Written by Grandson Soyemi.
Tiwa Salvage says she will always allow her estranged husband to have access to their son. As a Yoruba woman, she is totally in the wrong here. This is more so because the Yoruba people have three phases of marriage: the Introduction, the Engagement and the Registry, Church or Mosque Ceremony.
The most significant of the three stages is the engagement proper which is often conducted under the Yoruba Cutomary Marriage Act.
The Act states that the children of the union between a husband and a wife belong to the father and if the father dies, the children belong to his immediate family. Tiwa’s husband has all the rights over their child, according to the Yoruba culture and tradition, which are laws in Yorubaland.
However, this tradition is not the same as those of the White in America or the English from the United Kingdom, where more often than not it is the wife who has the custody of the children. In Yorubaland, it is the father who has the custody. Tiwa, therefore has no right whatsoever over the child of her union with the husband. She is in Lagos, Yorubaland and not in New York or London.
I have done this post to educate the gullible Yoruba Youth who may have watched Tiwa’s video. On reflection, I am, however disturbed on the mores and mishaps that increasingly afflict love and marriage among young Yorubas.
Our society expects us all to get married. With only rare exceptions, we all do just that. Getting married is a rather complicated business. It involves mastering certain complex hustling and courtship games, the rituals and the ceremonies that celebrate the act of marriage, and finally the difficult requirements of domestic life with a husband or wife. It is an enormously elaborate round of activities, much more so than finding a job, and yet while many resolutely remain unemployed, few remain unmarried.
Now all this would not be particularly remarkable if there were no question about the advantages, the joys, and the rewards of married life, but most Yoruba, even young Yoruba, know or have heard that marriage is a hazardous affair.
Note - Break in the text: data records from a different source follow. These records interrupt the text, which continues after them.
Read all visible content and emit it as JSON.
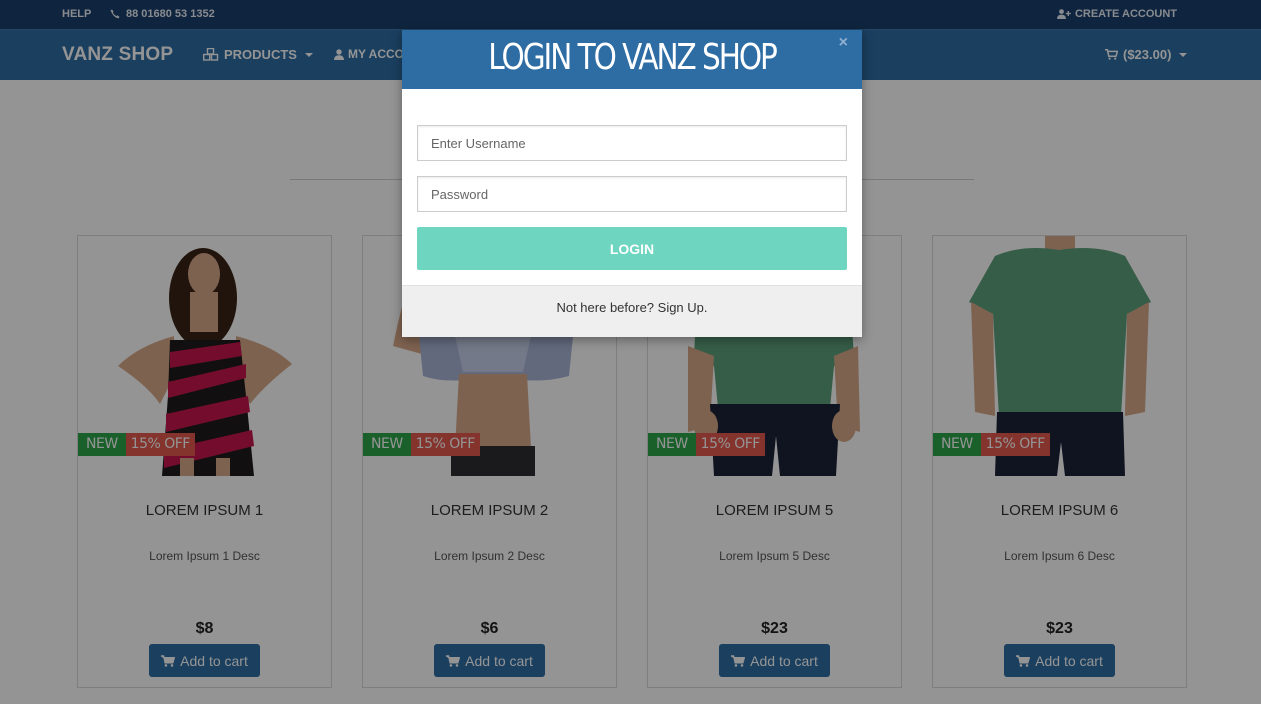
{
  "topbar": {
    "help": "HELP",
    "phone": "88 01680 53 1352",
    "create_account": "CREATE ACCOUNT"
  },
  "navbar": {
    "brand": "VANZ SHOP",
    "products": "PRODUCTS",
    "my_account": "MY ACCO",
    "cart": "($23.00)"
  },
  "products": [
    {
      "name": "LOREM IPSUM 1",
      "desc": "Lorem Ipsum 1 Desc",
      "price": "$8",
      "badge_new": "NEW",
      "badge_off": "15% OFF",
      "cart_label": "Add to cart"
    },
    {
      "name": "LOREM IPSUM 2",
      "desc": "Lorem Ipsum 2 Desc",
      "price": "$6",
      "badge_new": "NEW",
      "badge_off": "15% OFF",
      "cart_label": "Add to cart"
    },
    {
      "name": "LOREM IPSUM 5",
      "desc": "Lorem Ipsum 5 Desc",
      "price": "$23",
      "badge_new": "NEW",
      "badge_off": "15% OFF",
      "cart_label": "Add to cart"
    },
    {
      "name": "LOREM IPSUM 6",
      "desc": "Lorem Ipsum 6 Desc",
      "price": "$23",
      "badge_new": "NEW",
      "badge_off": "15% OFF",
      "cart_label": "Add to cart"
    }
  ],
  "modal": {
    "title": "LOGIN TO VANZ SHOP",
    "close": "×",
    "username_placeholder": "Enter Username",
    "password_placeholder": "Password",
    "login_label": "LOGIN",
    "signup_text": "Not here before? Sign Up."
  },
  "colors": {
    "topbar": "#1b3f6b",
    "navbar": "#2e6da4",
    "login_button": "#6dd5c0",
    "badge_new": "#2ea54a",
    "badge_off": "#e35a4f"
  },
  "icons": {
    "phone": "phone-icon",
    "create_account": "user-plus-icon",
    "products": "cubes-icon",
    "account": "user-icon",
    "cart": "shopping-cart-icon"
  }
}
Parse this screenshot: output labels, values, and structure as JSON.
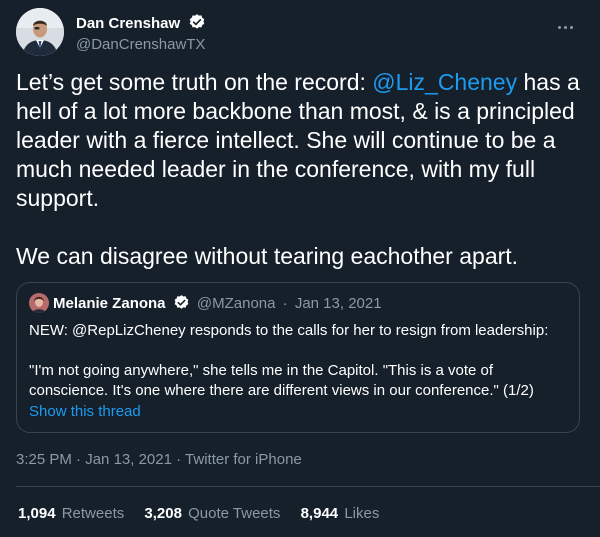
{
  "author": {
    "name": "Dan Crenshaw",
    "handle": "@DanCrenshawTX",
    "avatar_icon": "profile-photo",
    "verified_icon": "verified-badge-icon"
  },
  "tweet": {
    "text_before": "Let’s get some truth on the record: ",
    "mention": "@Liz_Cheney",
    "text_after": " has a hell of a lot more backbone than most, & is a principled leader with a fierce intellect. She will continue to be a much needed leader in the conference, with my full support.",
    "text_second": "We can disagree without tearing eachother apart."
  },
  "quote": {
    "name": "Melanie Zanona",
    "handle": "@MZanona",
    "separator": "·",
    "date": "Jan 13, 2021",
    "text": "NEW: @RepLizCheney responds to the calls for her to resign from leadership:\n\n\"I'm not going anywhere,\" she tells me in the Capitol. \"This is a vote of conscience. It's one where there are different views in our conference.\" (1/2)",
    "show_thread": "Show this thread"
  },
  "meta": {
    "time": "3:25 PM",
    "sep": "·",
    "date": "Jan 13, 2021",
    "source": "Twitter for iPhone"
  },
  "stats": {
    "retweets_count": "1,094",
    "retweets_label": "Retweets",
    "quotes_count": "3,208",
    "quotes_label": "Quote Tweets",
    "likes_count": "8,944",
    "likes_label": "Likes"
  },
  "colors": {
    "background": "#15202b",
    "accent": "#1d9bf0",
    "secondary_text": "#8b98a5",
    "border": "#38444d"
  }
}
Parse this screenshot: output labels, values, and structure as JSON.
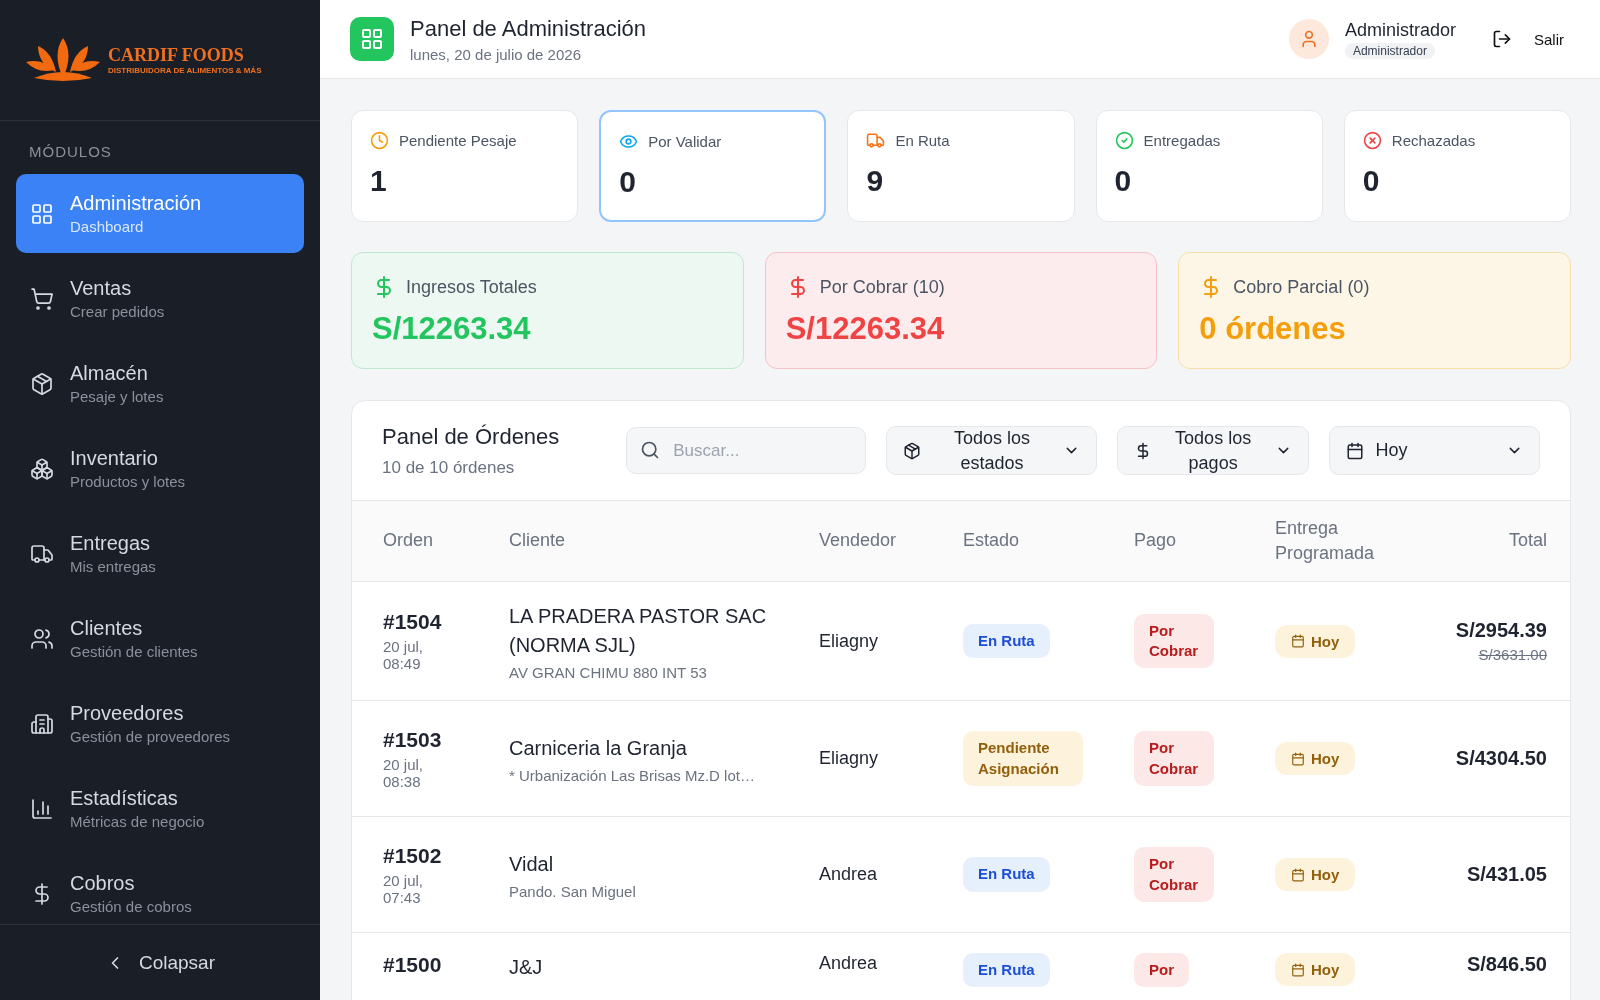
{
  "sidebar": {
    "logo": {
      "name": "CARDIF FOODS",
      "tagline": "DISTRIBUIDORA DE ALIMENTOS & MÁS"
    },
    "section": "MÓDULOS",
    "items": [
      {
        "label": "Administración",
        "sub": "Dashboard",
        "selected": true
      },
      {
        "label": "Ventas",
        "sub": "Crear pedidos",
        "selected": false
      },
      {
        "label": "Almacén",
        "sub": "Pesaje y lotes",
        "selected": false
      },
      {
        "label": "Inventario",
        "sub": "Productos y lotes",
        "selected": false
      },
      {
        "label": "Entregas",
        "sub": "Mis entregas",
        "selected": false
      },
      {
        "label": "Clientes",
        "sub": "Gestión de clientes",
        "selected": false
      },
      {
        "label": "Proveedores",
        "sub": "Gestión de proveedores",
        "selected": false
      },
      {
        "label": "Estadísticas",
        "sub": "Métricas de negocio",
        "selected": false
      },
      {
        "label": "Cobros",
        "sub": "Gestión de cobros",
        "selected": false
      }
    ],
    "collapse": "Colapsar"
  },
  "header": {
    "title": "Panel de Administración",
    "date": "lunes, 20 de julio de 2026",
    "user": {
      "name": "Administrador",
      "role": "Administrador"
    },
    "logout": "Salir"
  },
  "stats": [
    {
      "kind": "pending",
      "label": "Pendiente Pesaje",
      "value": "1",
      "selected": false
    },
    {
      "kind": "validate",
      "label": "Por Validar",
      "value": "0",
      "selected": true
    },
    {
      "kind": "route",
      "label": "En Ruta",
      "value": "9",
      "selected": false
    },
    {
      "kind": "delivered",
      "label": "Entregadas",
      "value": "0",
      "selected": false
    },
    {
      "kind": "rejected",
      "label": "Rechazadas",
      "value": "0",
      "selected": false
    }
  ],
  "money": [
    {
      "kind": "green",
      "label": "Ingresos Totales",
      "value": "S/12263.34"
    },
    {
      "kind": "red",
      "label": "Por Cobrar (10)",
      "value": "S/12263.34"
    },
    {
      "kind": "amber",
      "label": "Cobro Parcial (0)",
      "value": "0 órdenes"
    }
  ],
  "orders": {
    "title": "Panel de Órdenes",
    "count": "10 de 10 órdenes",
    "search": {
      "placeholder": "Buscar..."
    },
    "filters": [
      {
        "kind": "box",
        "label": "Todos los estados"
      },
      {
        "kind": "dollar",
        "label": "Todos los pagos"
      },
      {
        "kind": "calendar",
        "label": "Hoy"
      }
    ],
    "columns": [
      "Orden",
      "Cliente",
      "Vendedor",
      "Estado",
      "Pago",
      "Entrega Programada",
      "Total"
    ],
    "rows": [
      {
        "order": "#1504",
        "date": "20 jul, 08:49",
        "client": "LA PRADERA PASTOR SAC (NORMA SJL)",
        "address": "AV GRAN CHIMU 880 INT 53",
        "seller": "Eliagny",
        "status": {
          "kind": "route",
          "label": "En Ruta"
        },
        "payment": {
          "kind": "unpaid",
          "label": "Por Cobrar"
        },
        "delivery": "Hoy",
        "total": "S/2954.39",
        "original_total": "S/3631.00"
      },
      {
        "order": "#1503",
        "date": "20 jul, 08:38",
        "client": "Carniceria la Granja",
        "address": "* Urbanización Las Brisas Mz.D lot…",
        "seller": "Eliagny",
        "status": {
          "kind": "pending",
          "label": "Pendiente Asignación"
        },
        "payment": {
          "kind": "unpaid",
          "label": "Por Cobrar"
        },
        "delivery": "Hoy",
        "total": "S/4304.50"
      },
      {
        "order": "#1502",
        "date": "20 jul, 07:43",
        "client": "Vidal",
        "address": "Pando. San Miguel",
        "seller": "Andrea",
        "status": {
          "kind": "route",
          "label": "En Ruta"
        },
        "payment": {
          "kind": "unpaid",
          "label": "Por Cobrar"
        },
        "delivery": "Hoy",
        "total": "S/431.05"
      },
      {
        "order": "#1500",
        "client": "J&J",
        "seller": "Andrea",
        "status": {
          "kind": "route",
          "label": "En Ruta"
        },
        "payment": {
          "kind": "unpaid",
          "label": "Por"
        },
        "delivery": "Hoy",
        "total": "S/846.50"
      }
    ]
  }
}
Of course, for all the increase in divorce, there are still young marriages that work, unions made by young men and women intelligent or fortunate enough to find the kind of mates they want, who know that they want children and how to love them when they come, or who find the artful blend between giving and receiving.
It is not these marriages that concern us here, and that is not the trend in Yoruba today. We are concerned with the increasing number of others who, with mixed intentions and varied illusions, grope or fling themselves into marital disaster. They talk solemnly and sincerely about working to make their marriage succeed, but they are very aware of the countless marriages they have seen fail.
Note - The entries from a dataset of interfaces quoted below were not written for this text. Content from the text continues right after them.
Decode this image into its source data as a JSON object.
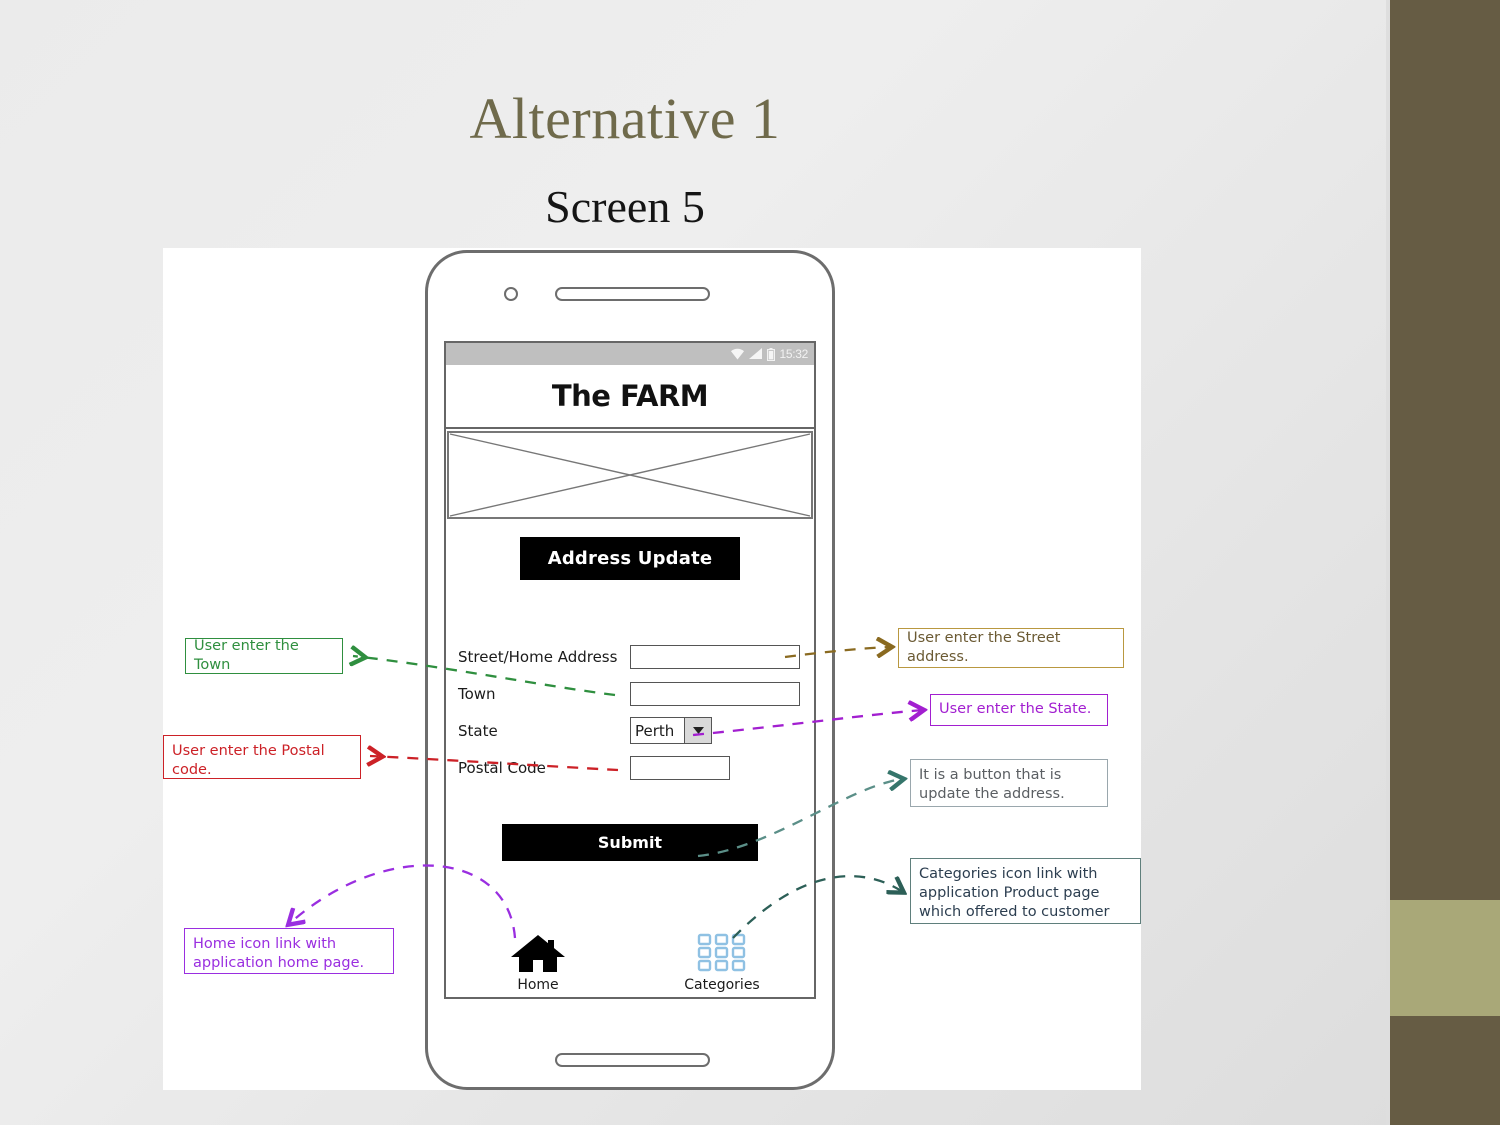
{
  "slide": {
    "title": "Alternative 1",
    "subtitle": "Screen 5"
  },
  "phone": {
    "status_bar": {
      "time": "15:32",
      "icons": [
        "wifi-icon",
        "signal-icon",
        "battery-icon"
      ]
    },
    "app_title": "The FARM",
    "image_placeholder": "image-placeholder-x",
    "page_button": "Address Update",
    "form": {
      "fields": [
        {
          "label": "Street/Home Address",
          "type": "text",
          "value": ""
        },
        {
          "label": "Town",
          "type": "text",
          "value": ""
        },
        {
          "label": "State",
          "type": "select",
          "value": "Perth"
        },
        {
          "label": "Postal Code",
          "type": "text",
          "value": ""
        }
      ]
    },
    "submit_label": "Submit",
    "bottom_nav": [
      {
        "label": "Home",
        "icon": "home-icon"
      },
      {
        "label": "Categories",
        "icon": "grid-categories-icon"
      }
    ]
  },
  "annotations": [
    {
      "id": "town",
      "text": "User enter the Town",
      "color": "#2f8f3f"
    },
    {
      "id": "postal",
      "text": "User enter the Postal code.",
      "color": "#cc2127"
    },
    {
      "id": "home",
      "text": "Home icon link with application home page.",
      "color": "#9a2ee0"
    },
    {
      "id": "street",
      "text": "User enter the Street address.",
      "color": "#8a6a20"
    },
    {
      "id": "state",
      "text": "User enter the State.",
      "color": "#a21fd0"
    },
    {
      "id": "submit",
      "text": "It is a button that is update the address.",
      "color": "#5b5f63"
    },
    {
      "id": "categories",
      "text": "Categories icon link with application Product page which offered to customer",
      "color": "#2c3e50"
    }
  ],
  "theme": {
    "title_color": "#6f6a4b",
    "sidebar_dark": "#665c44",
    "sidebar_light": "#a9a878",
    "background": "#ececec"
  }
}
But young people in particular do not seem to be able to relate the awesome divorce statistics to the probability of failure of their own marriage. And they rush into it, in increasing numbers, without any clear idea of the reality that underlies the myth.
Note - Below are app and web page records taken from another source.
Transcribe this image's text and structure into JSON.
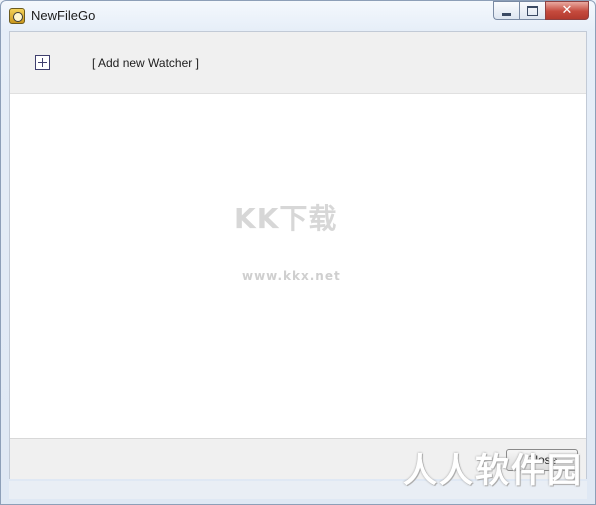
{
  "window": {
    "title": "NewFileGo",
    "icon": "app-eye-icon",
    "controls": {
      "minimize": "minimize-icon",
      "maximize": "maximize-icon",
      "close_label": "✕"
    }
  },
  "toolbar": {
    "add_icon": "plus-box-icon",
    "add_label": "[ Add new Watcher ]"
  },
  "watermarks": {
    "center_main": "KK下载",
    "center_url": "www.kkx.net",
    "corner": "人人软件园"
  },
  "bottom": {
    "button_label": "Close"
  },
  "colors": {
    "client_background": "#ffffff",
    "panel_background": "#f0f0f0",
    "close_button": "#c54a3d"
  }
}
I can only hope Tiwa and her husband find the grace to work things out on their own.